## TASK BRIEF
Copy out the lines below that hold the word "likes".

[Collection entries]

--------------------------------------------------

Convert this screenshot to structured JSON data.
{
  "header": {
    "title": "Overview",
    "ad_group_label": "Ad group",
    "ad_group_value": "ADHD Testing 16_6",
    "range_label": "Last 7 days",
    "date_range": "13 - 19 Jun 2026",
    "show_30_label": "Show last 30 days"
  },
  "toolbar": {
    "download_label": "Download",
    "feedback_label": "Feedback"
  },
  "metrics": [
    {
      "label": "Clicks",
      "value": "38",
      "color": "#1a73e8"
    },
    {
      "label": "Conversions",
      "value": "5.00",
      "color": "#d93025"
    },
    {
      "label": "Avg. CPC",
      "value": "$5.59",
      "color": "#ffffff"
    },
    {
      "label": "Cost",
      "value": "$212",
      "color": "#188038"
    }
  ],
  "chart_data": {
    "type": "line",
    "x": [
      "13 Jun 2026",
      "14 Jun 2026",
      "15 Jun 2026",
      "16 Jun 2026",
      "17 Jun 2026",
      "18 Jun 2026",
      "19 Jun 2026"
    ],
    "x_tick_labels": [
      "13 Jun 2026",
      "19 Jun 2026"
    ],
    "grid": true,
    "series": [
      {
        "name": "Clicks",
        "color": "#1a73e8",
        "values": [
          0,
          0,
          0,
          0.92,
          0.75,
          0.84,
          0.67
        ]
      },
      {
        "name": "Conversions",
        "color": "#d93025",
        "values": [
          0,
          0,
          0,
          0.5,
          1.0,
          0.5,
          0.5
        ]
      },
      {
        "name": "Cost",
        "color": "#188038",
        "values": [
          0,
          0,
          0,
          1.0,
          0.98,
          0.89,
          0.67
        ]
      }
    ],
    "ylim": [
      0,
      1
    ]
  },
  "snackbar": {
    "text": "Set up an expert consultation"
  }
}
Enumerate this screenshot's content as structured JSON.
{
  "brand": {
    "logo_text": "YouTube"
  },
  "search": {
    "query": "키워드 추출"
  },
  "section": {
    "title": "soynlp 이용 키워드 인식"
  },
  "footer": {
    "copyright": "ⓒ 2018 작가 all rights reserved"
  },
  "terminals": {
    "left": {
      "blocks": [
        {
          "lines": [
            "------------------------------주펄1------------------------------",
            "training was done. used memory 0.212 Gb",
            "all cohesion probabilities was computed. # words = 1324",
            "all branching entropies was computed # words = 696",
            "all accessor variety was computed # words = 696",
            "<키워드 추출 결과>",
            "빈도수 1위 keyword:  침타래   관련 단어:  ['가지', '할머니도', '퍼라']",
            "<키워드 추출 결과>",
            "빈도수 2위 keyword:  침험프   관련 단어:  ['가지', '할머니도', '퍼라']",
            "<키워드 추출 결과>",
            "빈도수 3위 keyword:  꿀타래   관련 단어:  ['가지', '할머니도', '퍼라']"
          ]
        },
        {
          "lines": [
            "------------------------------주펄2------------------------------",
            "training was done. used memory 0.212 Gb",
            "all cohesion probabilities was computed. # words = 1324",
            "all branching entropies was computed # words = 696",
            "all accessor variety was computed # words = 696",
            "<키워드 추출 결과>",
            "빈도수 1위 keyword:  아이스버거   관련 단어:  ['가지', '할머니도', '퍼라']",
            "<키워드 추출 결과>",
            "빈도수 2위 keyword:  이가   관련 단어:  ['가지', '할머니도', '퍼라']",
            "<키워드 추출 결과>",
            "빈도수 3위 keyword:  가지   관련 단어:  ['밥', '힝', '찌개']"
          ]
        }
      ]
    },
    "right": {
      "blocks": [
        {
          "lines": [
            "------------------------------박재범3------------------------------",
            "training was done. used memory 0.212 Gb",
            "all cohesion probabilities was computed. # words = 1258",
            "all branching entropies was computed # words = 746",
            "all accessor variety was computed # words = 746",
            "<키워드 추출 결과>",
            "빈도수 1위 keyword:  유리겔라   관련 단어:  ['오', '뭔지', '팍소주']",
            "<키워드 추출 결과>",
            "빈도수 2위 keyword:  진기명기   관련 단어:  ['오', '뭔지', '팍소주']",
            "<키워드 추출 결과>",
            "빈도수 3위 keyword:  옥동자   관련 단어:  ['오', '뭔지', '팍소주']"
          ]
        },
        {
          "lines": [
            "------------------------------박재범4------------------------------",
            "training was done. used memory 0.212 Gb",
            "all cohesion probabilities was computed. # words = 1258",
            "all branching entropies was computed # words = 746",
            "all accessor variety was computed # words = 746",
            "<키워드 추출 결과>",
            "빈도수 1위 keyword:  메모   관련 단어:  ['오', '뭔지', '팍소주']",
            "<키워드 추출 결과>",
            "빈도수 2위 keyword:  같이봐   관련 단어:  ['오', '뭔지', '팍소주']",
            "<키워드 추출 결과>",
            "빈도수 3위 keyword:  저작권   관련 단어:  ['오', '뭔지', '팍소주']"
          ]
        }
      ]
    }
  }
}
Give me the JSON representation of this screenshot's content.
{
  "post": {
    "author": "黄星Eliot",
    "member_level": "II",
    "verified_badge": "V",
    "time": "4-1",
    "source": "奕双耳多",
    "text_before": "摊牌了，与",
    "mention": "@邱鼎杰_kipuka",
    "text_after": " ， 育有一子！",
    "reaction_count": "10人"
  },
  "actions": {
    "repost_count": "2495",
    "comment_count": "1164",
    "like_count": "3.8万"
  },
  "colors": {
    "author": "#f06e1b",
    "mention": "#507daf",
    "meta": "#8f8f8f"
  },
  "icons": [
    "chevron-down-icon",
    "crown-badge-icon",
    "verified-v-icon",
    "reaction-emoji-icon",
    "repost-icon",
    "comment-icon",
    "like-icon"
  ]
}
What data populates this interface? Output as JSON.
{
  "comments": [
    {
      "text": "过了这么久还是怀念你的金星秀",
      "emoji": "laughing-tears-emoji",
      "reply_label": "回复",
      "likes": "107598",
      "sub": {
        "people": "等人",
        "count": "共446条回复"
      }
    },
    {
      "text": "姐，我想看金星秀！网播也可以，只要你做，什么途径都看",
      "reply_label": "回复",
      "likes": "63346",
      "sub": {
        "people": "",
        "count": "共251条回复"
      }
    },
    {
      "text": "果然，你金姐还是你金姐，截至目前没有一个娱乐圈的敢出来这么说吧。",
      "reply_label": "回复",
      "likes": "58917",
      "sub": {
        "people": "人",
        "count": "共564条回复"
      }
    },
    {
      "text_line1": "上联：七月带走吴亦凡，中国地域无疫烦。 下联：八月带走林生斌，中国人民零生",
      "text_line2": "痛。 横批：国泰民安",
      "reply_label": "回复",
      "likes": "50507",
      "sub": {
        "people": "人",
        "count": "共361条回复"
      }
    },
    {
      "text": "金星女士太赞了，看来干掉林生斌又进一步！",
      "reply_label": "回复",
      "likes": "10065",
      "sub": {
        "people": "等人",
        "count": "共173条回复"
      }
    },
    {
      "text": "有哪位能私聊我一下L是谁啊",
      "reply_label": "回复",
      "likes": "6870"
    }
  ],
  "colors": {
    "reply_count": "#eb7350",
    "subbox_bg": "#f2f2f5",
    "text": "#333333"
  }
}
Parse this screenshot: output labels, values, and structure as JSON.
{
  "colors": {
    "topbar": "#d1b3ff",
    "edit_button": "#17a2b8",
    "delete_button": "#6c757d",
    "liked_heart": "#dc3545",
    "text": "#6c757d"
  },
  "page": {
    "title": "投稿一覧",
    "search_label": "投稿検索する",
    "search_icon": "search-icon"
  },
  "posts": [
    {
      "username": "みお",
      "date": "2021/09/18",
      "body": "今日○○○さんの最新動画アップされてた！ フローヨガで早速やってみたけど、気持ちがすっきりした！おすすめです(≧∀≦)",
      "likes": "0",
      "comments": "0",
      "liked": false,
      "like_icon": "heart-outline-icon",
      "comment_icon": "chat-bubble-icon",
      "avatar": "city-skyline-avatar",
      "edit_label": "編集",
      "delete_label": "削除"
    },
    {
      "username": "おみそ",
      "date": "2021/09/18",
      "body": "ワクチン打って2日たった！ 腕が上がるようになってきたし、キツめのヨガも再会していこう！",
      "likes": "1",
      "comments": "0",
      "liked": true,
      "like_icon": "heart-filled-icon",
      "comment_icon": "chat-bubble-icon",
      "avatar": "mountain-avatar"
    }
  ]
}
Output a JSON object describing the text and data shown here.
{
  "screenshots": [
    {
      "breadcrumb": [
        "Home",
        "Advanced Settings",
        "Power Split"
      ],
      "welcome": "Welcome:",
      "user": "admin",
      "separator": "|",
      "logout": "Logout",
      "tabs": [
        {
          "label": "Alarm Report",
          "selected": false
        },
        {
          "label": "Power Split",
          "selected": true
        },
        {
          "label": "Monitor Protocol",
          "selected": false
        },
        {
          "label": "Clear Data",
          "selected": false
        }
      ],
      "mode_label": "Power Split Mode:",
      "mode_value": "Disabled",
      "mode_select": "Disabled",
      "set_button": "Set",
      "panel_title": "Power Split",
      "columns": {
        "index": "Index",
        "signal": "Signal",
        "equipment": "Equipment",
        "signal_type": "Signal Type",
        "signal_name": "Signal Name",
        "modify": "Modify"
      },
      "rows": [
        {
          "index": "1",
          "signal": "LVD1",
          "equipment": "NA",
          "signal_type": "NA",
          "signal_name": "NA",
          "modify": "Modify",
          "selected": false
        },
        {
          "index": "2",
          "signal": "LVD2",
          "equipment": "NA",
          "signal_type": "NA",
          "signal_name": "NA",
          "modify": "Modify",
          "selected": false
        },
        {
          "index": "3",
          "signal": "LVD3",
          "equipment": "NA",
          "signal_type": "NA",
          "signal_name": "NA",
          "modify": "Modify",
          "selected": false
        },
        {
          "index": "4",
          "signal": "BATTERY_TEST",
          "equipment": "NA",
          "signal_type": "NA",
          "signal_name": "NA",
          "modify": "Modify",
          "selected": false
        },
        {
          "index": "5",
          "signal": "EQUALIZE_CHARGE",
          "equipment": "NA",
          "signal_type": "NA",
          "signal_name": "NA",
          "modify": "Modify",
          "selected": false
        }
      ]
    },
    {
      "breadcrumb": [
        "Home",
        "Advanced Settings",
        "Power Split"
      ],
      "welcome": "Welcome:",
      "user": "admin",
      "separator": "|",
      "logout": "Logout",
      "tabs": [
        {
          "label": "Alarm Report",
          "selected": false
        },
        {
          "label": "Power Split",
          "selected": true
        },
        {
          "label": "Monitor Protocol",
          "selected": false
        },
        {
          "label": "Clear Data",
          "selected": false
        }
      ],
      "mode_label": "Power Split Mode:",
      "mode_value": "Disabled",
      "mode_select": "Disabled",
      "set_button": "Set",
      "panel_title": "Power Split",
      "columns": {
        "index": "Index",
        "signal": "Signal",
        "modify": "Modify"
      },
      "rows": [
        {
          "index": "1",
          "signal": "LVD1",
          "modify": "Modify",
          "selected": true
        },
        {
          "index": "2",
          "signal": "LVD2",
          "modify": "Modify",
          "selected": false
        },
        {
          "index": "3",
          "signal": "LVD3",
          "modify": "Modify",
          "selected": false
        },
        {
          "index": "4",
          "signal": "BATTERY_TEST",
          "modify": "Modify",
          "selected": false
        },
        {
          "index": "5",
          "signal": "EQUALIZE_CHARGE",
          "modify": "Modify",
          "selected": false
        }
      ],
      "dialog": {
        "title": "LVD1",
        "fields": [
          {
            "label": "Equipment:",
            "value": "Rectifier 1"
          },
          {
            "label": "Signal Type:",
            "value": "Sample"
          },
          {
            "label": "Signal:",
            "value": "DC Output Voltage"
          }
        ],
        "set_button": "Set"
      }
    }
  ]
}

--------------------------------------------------

## RESULT OF THIS TASK
      "likes": "107598",
      "likes": "63346",
      "likes": "58917",
      "likes": "50507",
      "likes": "10065",
      "likes": "6870"
      "likes": "0",
      "likes": "1",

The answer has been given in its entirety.